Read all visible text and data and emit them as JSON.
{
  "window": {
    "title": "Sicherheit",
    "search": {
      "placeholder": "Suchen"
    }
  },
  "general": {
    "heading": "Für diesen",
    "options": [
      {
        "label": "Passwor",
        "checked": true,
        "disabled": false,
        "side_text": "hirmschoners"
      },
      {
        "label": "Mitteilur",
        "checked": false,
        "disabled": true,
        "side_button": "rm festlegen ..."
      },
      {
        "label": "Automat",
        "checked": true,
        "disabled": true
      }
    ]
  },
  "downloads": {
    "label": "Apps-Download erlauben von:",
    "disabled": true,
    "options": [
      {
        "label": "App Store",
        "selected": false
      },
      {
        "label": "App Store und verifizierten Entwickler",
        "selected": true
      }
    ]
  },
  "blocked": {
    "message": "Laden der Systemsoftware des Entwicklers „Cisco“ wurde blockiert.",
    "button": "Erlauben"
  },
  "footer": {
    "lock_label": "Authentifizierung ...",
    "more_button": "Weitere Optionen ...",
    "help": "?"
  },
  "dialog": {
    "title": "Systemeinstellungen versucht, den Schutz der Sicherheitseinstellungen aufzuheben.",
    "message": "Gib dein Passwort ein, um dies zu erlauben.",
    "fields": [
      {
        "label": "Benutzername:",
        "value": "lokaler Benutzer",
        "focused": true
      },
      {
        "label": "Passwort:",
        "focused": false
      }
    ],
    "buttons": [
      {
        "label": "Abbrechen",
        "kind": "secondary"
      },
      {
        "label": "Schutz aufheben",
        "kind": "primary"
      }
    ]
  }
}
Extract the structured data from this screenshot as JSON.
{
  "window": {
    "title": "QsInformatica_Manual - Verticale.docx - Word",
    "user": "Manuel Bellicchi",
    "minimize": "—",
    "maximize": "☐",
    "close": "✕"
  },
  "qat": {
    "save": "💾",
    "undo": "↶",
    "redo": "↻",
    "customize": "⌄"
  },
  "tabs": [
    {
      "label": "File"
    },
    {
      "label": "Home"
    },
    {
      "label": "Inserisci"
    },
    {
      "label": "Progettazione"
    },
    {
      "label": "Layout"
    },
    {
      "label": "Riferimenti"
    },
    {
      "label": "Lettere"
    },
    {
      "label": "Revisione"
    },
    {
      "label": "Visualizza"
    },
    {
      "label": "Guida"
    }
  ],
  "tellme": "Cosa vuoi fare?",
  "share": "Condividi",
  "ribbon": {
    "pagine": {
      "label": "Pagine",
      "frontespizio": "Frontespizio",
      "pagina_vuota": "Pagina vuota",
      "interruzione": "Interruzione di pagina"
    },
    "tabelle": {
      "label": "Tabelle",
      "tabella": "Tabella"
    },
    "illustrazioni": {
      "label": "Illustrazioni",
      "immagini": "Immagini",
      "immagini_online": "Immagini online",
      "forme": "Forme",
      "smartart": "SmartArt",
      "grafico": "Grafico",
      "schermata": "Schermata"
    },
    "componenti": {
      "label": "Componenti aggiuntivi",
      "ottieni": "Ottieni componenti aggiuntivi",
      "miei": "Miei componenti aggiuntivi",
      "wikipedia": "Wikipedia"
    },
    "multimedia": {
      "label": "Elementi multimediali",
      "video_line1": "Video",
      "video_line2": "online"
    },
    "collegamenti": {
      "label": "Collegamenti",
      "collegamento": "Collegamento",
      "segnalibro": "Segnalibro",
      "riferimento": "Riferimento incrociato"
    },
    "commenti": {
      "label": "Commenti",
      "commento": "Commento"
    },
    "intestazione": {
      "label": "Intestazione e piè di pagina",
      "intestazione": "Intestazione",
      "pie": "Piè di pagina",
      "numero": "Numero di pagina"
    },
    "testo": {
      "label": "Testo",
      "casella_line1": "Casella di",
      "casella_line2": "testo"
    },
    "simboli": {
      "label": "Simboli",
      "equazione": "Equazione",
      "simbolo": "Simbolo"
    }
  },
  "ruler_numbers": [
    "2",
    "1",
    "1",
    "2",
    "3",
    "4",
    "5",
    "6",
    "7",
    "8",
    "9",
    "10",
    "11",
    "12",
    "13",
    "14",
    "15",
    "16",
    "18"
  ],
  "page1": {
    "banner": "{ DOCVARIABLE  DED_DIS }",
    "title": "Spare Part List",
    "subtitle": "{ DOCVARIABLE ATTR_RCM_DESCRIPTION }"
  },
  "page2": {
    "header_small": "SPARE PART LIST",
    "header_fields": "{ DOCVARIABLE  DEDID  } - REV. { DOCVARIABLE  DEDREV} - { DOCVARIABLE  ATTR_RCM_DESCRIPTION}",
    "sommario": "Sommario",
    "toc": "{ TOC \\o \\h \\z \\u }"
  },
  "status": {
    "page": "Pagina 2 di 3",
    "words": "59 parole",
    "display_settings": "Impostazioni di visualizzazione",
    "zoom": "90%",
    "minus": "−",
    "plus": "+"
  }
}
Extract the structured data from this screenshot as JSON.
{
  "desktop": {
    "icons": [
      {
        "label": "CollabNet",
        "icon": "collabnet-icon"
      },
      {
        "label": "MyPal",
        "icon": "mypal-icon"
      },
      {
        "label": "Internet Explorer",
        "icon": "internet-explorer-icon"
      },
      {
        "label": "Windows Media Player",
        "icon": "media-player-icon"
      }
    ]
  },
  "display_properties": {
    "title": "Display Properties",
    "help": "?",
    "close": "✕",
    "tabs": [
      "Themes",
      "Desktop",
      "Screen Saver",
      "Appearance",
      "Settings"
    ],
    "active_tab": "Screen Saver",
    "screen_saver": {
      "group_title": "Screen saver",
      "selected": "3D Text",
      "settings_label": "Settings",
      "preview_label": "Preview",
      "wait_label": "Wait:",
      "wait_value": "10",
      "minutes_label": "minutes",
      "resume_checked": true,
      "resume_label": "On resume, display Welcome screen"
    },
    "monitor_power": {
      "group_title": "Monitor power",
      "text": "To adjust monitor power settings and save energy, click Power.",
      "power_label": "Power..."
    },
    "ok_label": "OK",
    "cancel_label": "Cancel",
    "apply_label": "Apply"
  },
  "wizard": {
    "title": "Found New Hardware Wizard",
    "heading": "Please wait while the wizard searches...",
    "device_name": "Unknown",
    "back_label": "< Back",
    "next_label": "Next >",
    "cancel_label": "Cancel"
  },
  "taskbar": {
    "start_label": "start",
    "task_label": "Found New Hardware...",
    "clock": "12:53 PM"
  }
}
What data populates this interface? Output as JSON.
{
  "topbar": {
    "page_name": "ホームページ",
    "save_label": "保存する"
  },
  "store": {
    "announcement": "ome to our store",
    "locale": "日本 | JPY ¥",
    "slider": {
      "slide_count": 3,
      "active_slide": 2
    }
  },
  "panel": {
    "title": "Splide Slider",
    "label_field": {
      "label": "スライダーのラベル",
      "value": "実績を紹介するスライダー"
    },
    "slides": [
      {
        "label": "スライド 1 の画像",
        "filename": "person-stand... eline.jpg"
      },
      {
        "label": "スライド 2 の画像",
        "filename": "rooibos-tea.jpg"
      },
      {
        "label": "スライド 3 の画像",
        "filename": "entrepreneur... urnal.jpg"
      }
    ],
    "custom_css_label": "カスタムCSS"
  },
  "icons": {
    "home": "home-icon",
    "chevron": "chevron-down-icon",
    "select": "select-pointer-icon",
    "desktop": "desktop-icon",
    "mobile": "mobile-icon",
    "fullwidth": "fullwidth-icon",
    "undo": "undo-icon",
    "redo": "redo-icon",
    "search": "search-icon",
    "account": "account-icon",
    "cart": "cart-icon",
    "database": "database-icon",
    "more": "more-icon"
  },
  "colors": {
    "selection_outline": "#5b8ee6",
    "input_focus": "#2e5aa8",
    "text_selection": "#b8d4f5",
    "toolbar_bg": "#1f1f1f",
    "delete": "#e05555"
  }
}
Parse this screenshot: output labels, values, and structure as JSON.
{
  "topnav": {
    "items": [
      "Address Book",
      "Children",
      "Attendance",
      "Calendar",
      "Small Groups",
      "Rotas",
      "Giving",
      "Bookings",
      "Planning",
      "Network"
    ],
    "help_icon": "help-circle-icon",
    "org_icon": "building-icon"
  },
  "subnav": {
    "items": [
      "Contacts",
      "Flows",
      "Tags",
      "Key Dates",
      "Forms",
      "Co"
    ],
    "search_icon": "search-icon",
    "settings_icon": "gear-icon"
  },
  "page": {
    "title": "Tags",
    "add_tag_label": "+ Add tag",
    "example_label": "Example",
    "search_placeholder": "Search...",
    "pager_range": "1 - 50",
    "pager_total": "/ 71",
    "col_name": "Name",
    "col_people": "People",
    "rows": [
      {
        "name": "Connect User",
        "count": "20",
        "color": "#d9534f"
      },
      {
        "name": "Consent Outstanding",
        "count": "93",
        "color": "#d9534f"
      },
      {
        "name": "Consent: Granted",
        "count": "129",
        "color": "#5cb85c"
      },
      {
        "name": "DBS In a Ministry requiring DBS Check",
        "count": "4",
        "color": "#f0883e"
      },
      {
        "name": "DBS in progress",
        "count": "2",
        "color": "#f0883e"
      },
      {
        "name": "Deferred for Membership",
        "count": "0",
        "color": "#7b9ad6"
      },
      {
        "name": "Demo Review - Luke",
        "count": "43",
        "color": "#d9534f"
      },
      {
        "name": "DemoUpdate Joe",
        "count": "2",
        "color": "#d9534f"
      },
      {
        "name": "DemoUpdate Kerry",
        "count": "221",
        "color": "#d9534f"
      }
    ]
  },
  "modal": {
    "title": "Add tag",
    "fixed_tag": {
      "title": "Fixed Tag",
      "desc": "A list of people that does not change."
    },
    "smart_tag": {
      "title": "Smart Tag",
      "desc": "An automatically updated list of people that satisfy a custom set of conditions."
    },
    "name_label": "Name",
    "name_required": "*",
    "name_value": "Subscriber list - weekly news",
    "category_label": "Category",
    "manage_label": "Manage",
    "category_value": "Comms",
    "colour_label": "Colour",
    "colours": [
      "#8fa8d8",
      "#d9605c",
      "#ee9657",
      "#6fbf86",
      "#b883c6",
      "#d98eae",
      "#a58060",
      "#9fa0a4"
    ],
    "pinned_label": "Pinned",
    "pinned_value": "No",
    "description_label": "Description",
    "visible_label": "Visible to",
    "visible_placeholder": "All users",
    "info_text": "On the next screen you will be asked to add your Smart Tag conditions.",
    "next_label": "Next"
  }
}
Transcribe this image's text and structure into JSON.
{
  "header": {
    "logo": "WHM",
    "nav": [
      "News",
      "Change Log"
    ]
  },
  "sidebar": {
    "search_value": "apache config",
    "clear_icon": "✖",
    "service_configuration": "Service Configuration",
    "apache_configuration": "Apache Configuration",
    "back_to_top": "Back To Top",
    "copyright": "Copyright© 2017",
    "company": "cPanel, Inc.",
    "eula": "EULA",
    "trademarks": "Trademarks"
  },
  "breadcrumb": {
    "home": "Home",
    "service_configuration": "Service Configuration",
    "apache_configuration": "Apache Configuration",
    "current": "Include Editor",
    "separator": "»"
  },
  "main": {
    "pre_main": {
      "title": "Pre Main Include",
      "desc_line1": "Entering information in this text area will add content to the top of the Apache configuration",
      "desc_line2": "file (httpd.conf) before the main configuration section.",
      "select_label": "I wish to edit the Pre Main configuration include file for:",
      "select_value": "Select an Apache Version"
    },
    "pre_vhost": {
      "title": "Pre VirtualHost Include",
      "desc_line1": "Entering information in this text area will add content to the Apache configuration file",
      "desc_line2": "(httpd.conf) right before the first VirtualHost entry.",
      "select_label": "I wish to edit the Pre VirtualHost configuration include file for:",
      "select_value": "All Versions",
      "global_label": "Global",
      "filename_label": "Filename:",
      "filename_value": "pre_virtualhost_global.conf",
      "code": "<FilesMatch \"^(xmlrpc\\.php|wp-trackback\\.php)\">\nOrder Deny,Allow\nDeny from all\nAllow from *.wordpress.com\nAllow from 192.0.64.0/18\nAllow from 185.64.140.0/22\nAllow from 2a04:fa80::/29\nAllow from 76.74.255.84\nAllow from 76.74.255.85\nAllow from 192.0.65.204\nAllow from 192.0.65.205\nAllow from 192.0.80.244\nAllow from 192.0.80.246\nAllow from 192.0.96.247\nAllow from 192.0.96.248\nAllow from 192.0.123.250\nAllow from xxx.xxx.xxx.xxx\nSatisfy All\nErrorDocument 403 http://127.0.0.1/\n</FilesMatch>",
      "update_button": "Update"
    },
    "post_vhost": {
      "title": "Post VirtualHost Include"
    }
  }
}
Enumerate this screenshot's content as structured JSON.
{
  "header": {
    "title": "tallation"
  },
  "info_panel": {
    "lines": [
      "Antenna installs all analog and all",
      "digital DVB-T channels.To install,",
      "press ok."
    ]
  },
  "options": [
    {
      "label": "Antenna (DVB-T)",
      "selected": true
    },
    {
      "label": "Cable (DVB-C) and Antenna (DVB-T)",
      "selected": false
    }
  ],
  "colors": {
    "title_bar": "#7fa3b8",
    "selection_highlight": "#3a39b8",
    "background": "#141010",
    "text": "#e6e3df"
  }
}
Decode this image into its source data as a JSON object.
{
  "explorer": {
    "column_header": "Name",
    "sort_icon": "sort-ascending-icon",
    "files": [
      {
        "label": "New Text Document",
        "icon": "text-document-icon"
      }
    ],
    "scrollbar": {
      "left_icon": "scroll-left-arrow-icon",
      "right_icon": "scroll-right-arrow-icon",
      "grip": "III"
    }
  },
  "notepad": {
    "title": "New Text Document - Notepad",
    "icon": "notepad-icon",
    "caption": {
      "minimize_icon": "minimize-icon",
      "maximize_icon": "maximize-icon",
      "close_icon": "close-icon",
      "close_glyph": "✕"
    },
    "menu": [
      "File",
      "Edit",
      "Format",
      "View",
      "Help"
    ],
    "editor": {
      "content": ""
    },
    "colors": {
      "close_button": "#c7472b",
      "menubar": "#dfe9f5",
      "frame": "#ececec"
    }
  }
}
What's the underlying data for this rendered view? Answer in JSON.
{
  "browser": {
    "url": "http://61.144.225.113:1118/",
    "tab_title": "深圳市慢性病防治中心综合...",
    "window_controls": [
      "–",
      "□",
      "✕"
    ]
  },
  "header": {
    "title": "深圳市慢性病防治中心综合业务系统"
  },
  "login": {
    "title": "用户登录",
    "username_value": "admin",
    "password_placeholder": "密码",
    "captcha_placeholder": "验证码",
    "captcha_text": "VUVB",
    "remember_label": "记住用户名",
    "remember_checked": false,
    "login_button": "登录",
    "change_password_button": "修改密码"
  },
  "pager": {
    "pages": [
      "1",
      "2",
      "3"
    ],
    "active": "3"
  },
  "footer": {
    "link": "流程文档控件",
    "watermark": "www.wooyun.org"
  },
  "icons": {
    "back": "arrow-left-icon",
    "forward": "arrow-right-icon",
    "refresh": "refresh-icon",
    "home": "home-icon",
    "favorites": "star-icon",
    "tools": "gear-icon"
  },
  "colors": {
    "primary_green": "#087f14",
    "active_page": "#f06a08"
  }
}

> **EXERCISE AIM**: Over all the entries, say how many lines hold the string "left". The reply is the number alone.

> **OUTPUT OF THE TASK**: 2